CSP: Broad Street Interchange

Summary of Study Challenges

  • Minimize the impact to existing rail lines and FDR Park
  • Understand that much of the land surrounding the interchange is within the 100-year floodplain
  • Support the economic development of the Navy Yard by increasing the interchange capacity, identifying new access points, and promoting improved multi-modal access
  • Maintain the exit circulation in the Stadium District
  • Connection to Terminal Avenue creates operational issues at the Broad Street interchange

Interchange: Design Concepts

Three different levels of design concepts were developed for the Broad Street Interchange that balance the study’s needs, the extent of potential impacts, and potential costs.

We have defined each design concept of LOW, MEDIUM, and HIGH.

Each design concept presents a different solution and potential tradeoffs on the surrounding safety, traffic, connectivity, multimodal services, and socioeconomic, cultural, and natural resources.

Video of Design Concepts

Broad Street Interchange: Low Impact Design Concept

Broad Street Interchange: Medium Impact Design Concept

Broad Street Interchange: High Impact Design Concept

Impacts on Safety and Congestion

Safety Challenges

  • Shoulder Widths: Existing shoulder widths are below modern safety design standards.
  • Merging Lanes: The length of ramp merging lanes is below modern safety design standards. These conditions impact safety in the corridor.

Congestion Challenges

  • Highway Lanes: Traffic analysis indicates that congestion will increase by 2045 along the stretch of I-95 between the Broad Street and Walt Whitman Interchanges if the highway is left in its current configuration, particularly affecting the Navy Yard, PhilaPort, and event traffic.
  • Broad Street Exit: Traffic analysis indicates that congestion will increase by 2045 at Broad Street Exit if the highway is left in its current configuration. Specifically, the northbound I-95 off-ramp to Broad Street is a challenge.
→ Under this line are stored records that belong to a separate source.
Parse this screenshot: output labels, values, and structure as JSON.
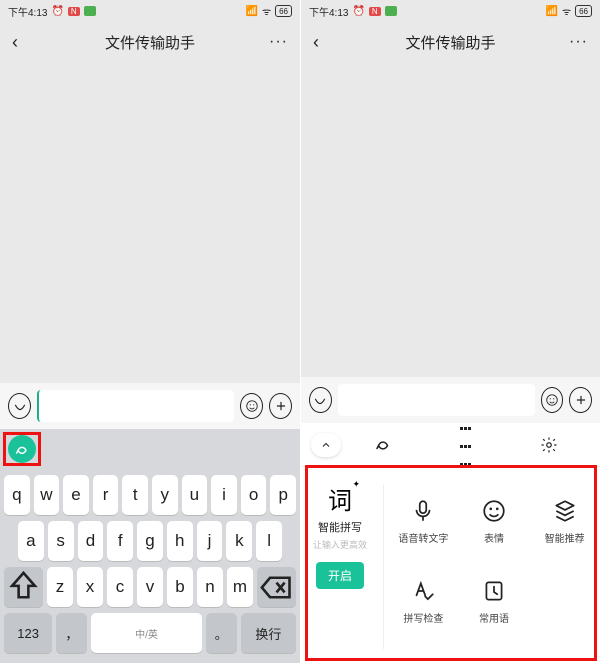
{
  "status": {
    "time": "下午4:13",
    "alarm": "⏰",
    "badge1": "N",
    "battery": "66"
  },
  "nav": {
    "title": "文件传输助手",
    "more": "···"
  },
  "input": {
    "placeholder": "",
    "voice_icon": "voice-icon",
    "smile_icon": "smile-icon",
    "plus_icon": "plus-icon"
  },
  "keyboard": {
    "row1": [
      "q",
      "w",
      "e",
      "r",
      "t",
      "y",
      "u",
      "i",
      "o",
      "p"
    ],
    "row2": [
      "a",
      "s",
      "d",
      "f",
      "g",
      "h",
      "j",
      "k",
      "l"
    ],
    "row3": [
      "z",
      "x",
      "c",
      "v",
      "b",
      "n",
      "m"
    ],
    "fn": {
      "num": "123",
      "comma": "，",
      "lang": "中/英",
      "space": "",
      "period": "。",
      "enter": "换行"
    }
  },
  "strip2": {
    "expand": "⌃"
  },
  "smart": {
    "title": "词",
    "sub": "智能拼写",
    "hint": "让输入更高效",
    "enable": "开启",
    "features": [
      {
        "id": "voice-to-text",
        "label": "语音转文字"
      },
      {
        "id": "emoji",
        "label": "表情"
      },
      {
        "id": "smart-rec",
        "label": "智能推荐"
      },
      {
        "id": "spell-check",
        "label": "拼写检查"
      },
      {
        "id": "phrases",
        "label": "常用语"
      }
    ]
  }
}
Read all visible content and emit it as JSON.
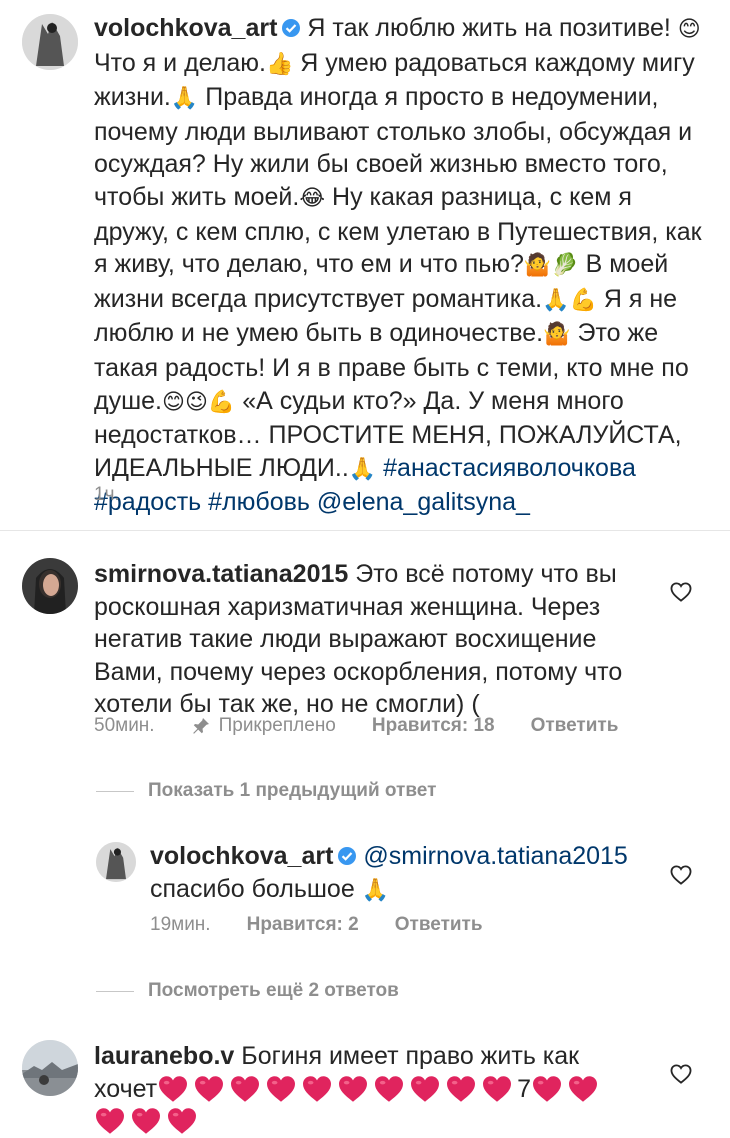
{
  "comments": [
    {
      "username": "volochkova_art",
      "verified": true,
      "text_parts": [
        "Я так люблю жить  на позитиве! ",
        "😊",
        " Что я и делаю.",
        "👍",
        " Я умею радоваться каждому мигу жизни.",
        "🙏",
        " Правда иногда я просто в недоумении, почему люди выливают столько злобы, обсуждая и осуждая? Ну жили бы своей жизнью вместо того, чтобы жить моей.",
        "😂",
        " Ну какая разница, с кем я дружу, с кем сплю, с кем улетаю в Путешествия, как я живу, что делаю, что ем и что пью?",
        "🤷",
        "🥬",
        " В моей жизни всегда присутствует романтика.",
        "🙏",
        "💪",
        " Я я не люблю и не умею быть в одиночестве.",
        "🤷",
        " Это же такая радость! И я в праве быть с теми, кто мне по душе.",
        "😊",
        "😉",
        "💪",
        " «А судьи кто?» Да. У меня много недостатков… ПРОСТИТЕ МЕНЯ, ПОЖАЛУЙСТА, ИДЕАЛЬНЫЕ ЛЮДИ..",
        "🙏"
      ],
      "hashtags": [
        "#анастасияволочкова",
        "#радость",
        "#любовь"
      ],
      "mention": "@elena_galitsyna_",
      "time": "1ч."
    },
    {
      "username": "smirnova.tatiana2015",
      "text": "Это всё потому что вы роскошная харизматичная женщина. Через негатив такие люди выражают восхищение Вами, почему через оскорбления, потому что хотели бы так же, но не смогли) (",
      "time": "50мин.",
      "pinned_label": "Прикреплено",
      "likes_label": "Нравится: 18",
      "reply_label": "Ответить"
    },
    {
      "username": "lauranebo.v",
      "text": "Богиня имеет право жить как хочет",
      "hearts_before_seven": 10,
      "middle_char": "7",
      "hearts_after_seven": 5
    }
  ],
  "show_previous_reply": "Показать 1 предыдущий ответ",
  "reply": {
    "username": "volochkova_art",
    "verified": true,
    "mention": "@smirnova.tatiana2015",
    "text": "спасибо большое ",
    "emoji": "🙏",
    "time": "19мин.",
    "likes_label": "Нравится: 2",
    "reply_label": "Ответить"
  },
  "view_more_replies": "Посмотреть ещё 2 ответов",
  "colors": {
    "text": "#262626",
    "muted": "#8e8e8e",
    "link": "#00376b",
    "verified": "#3897f0",
    "heart_red": "#e0245e"
  },
  "icons": [
    "verified-badge-icon",
    "pin-icon",
    "heart-outline-icon",
    "red-heart-emoji-icon"
  ]
}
Traffic trying to reach the Navy Yard is currently required to U-turn on Broad Street after existing I-95.


Connectivity and Multimodal Services

Connectivity Challenges

  • Broad Street Interchange: As the primary entrance to the Navy Yard, the capacity of the Broad Street Interchange potentially limits future expansion.
  • Additional Access: Existing connections to PhilaPort and the Stadium District are also limited in capacity as development and vehicle demands increase.

Multimodal Challenges

  • Pedestrian/Bicycle: Limited through streets and existing highway ramps hinder safe access for pedestrians and bikes on Front and 7th streets.
  • Freight Movement: Higher than average percentage of trucks and freight traffic due to the proximity to PhilaPort and other industrial uses.
  • Transit: Lack of dedicated transit lanes forces transit to share roadway with all vehicles and limits access to the Navy Yard.

Socioeconomic, Cultural, Natural Resources

Socioeconomic Challenges

  • Economic Growth: The Navy Yard, PhilaPort, and Stadium District are regionally significant economic drivers that have planned growth that will impact traffic needs.

Cultural Challenges

  • FDR Park: FDR Park was added to the National Register of Historic Places in 2000 and has recently completed a master plan to reimagine the historic Olmstead-designed park.

Natural Resource Challenges

  • FDR Park: Proximity of FDR Park to the Broad Street Interchange.
  • Floodplains/Emergency Management: Land adjacent to the Broad Street Interchange is in the 100-year floodplain and susceptible to flooding during major storm events.